In the listing below, pick out lines with "title".
---- Records for this exercise
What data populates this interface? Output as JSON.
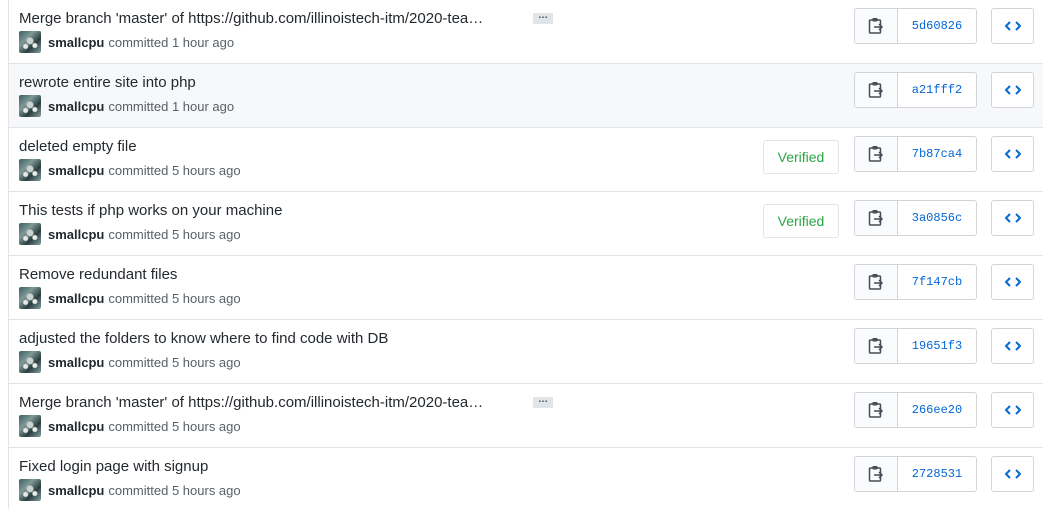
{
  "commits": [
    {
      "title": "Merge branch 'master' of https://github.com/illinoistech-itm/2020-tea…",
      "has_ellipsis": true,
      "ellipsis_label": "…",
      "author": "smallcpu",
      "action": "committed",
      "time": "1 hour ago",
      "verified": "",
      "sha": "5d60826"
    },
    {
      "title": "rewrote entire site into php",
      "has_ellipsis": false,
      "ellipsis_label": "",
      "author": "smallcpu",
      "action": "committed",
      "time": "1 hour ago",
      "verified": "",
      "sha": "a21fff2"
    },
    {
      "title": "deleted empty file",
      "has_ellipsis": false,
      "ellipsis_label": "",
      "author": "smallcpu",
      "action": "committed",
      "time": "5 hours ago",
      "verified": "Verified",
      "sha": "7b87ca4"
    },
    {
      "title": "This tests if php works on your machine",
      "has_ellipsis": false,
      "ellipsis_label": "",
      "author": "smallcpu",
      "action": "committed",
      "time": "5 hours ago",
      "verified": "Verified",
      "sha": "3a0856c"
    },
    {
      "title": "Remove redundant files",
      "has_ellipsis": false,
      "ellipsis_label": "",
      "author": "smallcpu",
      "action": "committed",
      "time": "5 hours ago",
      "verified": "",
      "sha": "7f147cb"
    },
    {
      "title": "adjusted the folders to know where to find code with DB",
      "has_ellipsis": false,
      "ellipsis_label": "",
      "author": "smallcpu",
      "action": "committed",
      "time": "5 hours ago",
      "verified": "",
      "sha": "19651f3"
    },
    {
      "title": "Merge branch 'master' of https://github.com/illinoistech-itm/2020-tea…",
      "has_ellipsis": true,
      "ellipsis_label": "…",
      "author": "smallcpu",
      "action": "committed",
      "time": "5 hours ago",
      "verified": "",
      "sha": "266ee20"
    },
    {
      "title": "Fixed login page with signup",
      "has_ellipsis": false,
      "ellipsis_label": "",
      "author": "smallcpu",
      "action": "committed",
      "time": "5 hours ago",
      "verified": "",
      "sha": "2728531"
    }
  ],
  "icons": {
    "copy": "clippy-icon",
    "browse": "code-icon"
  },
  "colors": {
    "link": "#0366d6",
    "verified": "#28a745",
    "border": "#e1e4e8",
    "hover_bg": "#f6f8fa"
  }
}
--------
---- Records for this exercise
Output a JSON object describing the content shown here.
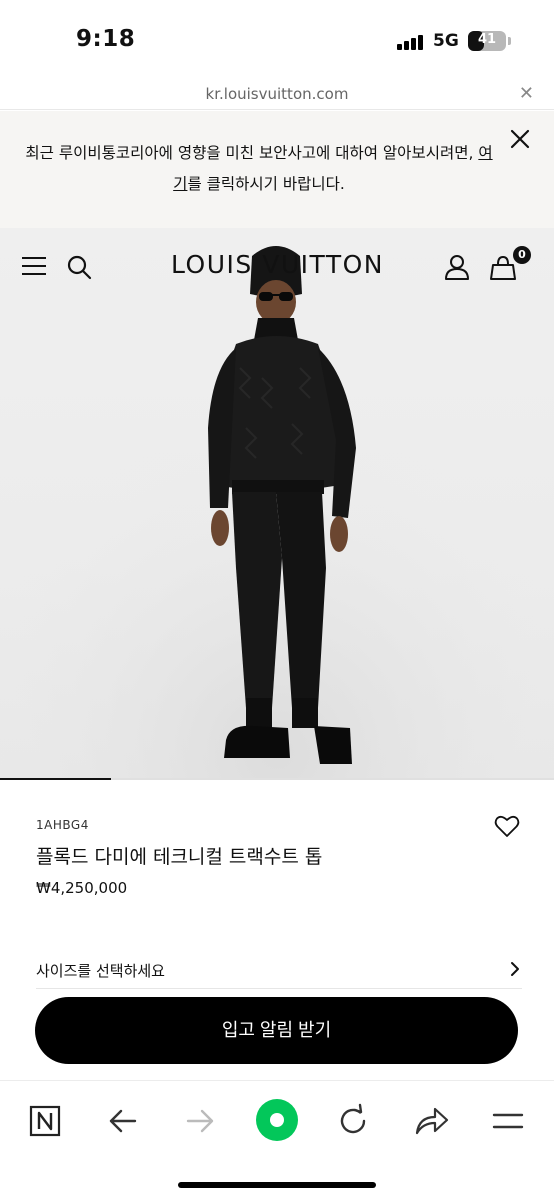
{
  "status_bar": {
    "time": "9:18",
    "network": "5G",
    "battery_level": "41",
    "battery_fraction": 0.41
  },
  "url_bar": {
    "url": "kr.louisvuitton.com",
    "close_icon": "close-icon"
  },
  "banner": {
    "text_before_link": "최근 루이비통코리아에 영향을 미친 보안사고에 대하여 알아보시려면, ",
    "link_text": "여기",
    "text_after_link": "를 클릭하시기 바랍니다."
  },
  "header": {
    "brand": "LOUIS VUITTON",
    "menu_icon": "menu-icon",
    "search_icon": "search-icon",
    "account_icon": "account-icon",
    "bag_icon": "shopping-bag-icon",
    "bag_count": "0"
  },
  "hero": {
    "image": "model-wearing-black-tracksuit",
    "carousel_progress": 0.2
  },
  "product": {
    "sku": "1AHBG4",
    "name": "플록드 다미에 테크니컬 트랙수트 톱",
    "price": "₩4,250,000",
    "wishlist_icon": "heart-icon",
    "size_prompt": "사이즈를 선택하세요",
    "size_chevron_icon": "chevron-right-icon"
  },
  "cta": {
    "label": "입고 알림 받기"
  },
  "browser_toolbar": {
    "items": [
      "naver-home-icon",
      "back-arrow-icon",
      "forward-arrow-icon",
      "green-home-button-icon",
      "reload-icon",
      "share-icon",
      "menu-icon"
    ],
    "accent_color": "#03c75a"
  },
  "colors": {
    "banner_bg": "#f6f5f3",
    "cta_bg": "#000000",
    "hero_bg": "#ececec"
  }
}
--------
**Expected output**
      "title": "Merge branch 'master' of https://github.com/illinoistech-itm/2020-tea…",
      "title": "rewrote entire site into php",
      "title": "deleted empty file",
      "title": "This tests if php works on your machine",
      "title": "Remove redundant files",
      "title": "adjusted the folders to know where to find code with DB",
      "title": "Merge branch 'master' of https://github.com/illinoistech-itm/2020-tea…",
      "title": "Fixed login page with signup",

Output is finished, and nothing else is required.